William Heisel, former investigative reporter for the Los Angeles Times, writes about investigative health reporting. He is currently the director of global engagement at the Institute for Health Metrics and Evaluation.
So convoluted was Dr. Mark B. Kabins’ scheme to scam a patient he injured that you might need a whiteboard and several differently colored markers to make sense of it.
According to the U.S. Department of Justice, Melodie Simon underwent a spine surgery by Kabins, an orthopedic surgeon, in 2000. It went badly, and Simon ended up paralyzed.
According to the FBI, Kabins “knew that experts could say that he fell below the standard of care in his treatment of Simon, and that he could be sued.”
You might be alarmed at what you find in the bankruptcy records for a medical company or a physician. Here are a few things that have alarmed me.
- Patient records, with birth dates and social security numbers.
- Charts showing detailed histories of visits, procedures and lab workups over decades.
- Pathology lab reports.
Why would you find all these things mixed in with more mundane financial records showing the sums various people are owed?
One of my first investigative stories as a reporter started with a call from a doctor who was worried about the sterilization practices at his hospital.
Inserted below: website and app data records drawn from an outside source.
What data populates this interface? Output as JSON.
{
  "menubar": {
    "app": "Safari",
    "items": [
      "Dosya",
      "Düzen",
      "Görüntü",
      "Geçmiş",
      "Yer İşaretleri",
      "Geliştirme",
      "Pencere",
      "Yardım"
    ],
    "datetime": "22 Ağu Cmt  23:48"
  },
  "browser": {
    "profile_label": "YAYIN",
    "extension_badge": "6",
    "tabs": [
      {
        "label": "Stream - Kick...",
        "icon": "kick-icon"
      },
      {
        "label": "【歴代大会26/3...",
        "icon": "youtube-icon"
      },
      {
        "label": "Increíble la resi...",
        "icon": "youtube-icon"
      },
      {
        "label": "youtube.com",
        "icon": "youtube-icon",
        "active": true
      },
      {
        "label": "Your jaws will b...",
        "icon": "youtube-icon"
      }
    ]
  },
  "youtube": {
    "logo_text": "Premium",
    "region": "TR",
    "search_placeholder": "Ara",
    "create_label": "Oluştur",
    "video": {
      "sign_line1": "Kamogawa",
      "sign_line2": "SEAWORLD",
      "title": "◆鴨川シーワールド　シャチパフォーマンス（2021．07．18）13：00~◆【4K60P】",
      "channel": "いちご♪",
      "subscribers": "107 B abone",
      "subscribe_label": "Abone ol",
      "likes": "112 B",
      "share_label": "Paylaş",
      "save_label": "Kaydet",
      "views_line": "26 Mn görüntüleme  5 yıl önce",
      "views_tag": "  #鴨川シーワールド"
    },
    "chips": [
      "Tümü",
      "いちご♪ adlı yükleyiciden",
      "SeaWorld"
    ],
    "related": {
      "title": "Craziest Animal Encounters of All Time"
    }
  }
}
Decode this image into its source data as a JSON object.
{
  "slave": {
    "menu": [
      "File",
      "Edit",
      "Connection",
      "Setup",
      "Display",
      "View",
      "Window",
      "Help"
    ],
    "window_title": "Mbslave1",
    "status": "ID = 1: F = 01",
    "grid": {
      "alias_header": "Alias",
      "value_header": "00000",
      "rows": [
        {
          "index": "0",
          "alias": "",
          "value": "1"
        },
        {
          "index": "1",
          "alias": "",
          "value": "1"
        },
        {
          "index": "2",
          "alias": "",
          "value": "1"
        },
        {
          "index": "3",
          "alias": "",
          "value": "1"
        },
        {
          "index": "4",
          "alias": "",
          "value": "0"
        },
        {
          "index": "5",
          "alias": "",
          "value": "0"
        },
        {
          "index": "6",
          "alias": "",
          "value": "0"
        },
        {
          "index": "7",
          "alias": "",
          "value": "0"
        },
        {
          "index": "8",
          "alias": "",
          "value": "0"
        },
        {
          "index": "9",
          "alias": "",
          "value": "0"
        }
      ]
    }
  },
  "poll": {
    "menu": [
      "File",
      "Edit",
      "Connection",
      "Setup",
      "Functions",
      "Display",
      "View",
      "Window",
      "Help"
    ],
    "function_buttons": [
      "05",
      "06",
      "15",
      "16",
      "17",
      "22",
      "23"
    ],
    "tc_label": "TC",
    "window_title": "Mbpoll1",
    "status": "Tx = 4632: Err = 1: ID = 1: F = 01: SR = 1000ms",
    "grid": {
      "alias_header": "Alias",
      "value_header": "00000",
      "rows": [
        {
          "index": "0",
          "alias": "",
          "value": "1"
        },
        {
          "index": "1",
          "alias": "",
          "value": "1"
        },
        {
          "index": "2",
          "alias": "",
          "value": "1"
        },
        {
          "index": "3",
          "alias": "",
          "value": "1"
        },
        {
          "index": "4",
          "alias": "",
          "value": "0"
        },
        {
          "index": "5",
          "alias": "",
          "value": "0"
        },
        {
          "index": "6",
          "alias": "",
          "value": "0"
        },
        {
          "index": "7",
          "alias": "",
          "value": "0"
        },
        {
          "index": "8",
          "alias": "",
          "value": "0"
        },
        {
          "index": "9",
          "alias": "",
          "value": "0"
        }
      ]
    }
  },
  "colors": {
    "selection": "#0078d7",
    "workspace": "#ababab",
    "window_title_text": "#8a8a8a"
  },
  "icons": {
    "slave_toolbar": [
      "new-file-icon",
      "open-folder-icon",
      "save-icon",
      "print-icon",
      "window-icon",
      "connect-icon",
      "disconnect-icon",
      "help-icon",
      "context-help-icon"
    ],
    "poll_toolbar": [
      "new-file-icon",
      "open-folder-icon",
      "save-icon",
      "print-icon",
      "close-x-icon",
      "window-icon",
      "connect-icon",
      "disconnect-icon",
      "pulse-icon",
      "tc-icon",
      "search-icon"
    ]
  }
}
I started calling people at the hospital to try to answer some basic questions about what they were doing to make sure that surgical equipment was clean between procedures. “Why don’t I just come down and take a look at your process?” I suggested.
And that’s how I saw the sterilization logs.
Unless someone has had a bad experience with an insurance company, most people think of insurers as either benign or positive forces in their lives. It’s the president from “24” telling us in a deep, reassuring voice that we’ll be taken care of.
UPDATE: Rutland will be allowed to continue practicing but cannot perform surgeries or deliveries after a judge's Jan. 7 decision. Here's the Orange County Register story.
Dr. Earl Bradley had rooms in his pediatric practice decorated with Disney characters. Standard issue for the field.
He also had a merry-go-round and a Ferris wheel, which might be pushing the boundaries of childlike enthusiasm.
What made Bradley truly unusual, though, were the six handheld video cameras he kept. He used them, police say, to film himself molesting patients. They suspect he may have victimized more than 100 children, often bringing them into the basement of his office where he gave them toys to play with but also terrorized them.
Hepatitis C tore through Las Vegas in February 2008, prompting health officials to call for 40,000 people to be tested for the disease. With estimates of more than 100 cases stemming from the outbreak and possibly thousands of infections that went unreported, it was later declared the largest Hepatitis C outbreak in US history, putting more people at risk than all previous outbreaks combined.
Dr. F.D. Toms, a New Jersey doctor, found himself in a bind.
Rumors had been running around town that he had been sleeping with another man’s wife. The spurned husband, William Smith, showed up at the doctor’s office demanding to see him.
Toms panicked. Seeing Smith charging at him, Toms grabbed a container of sulphuric acid and threw it in Smith’s face. Toms said later that he thought he had grabbed a bottle of ammonia.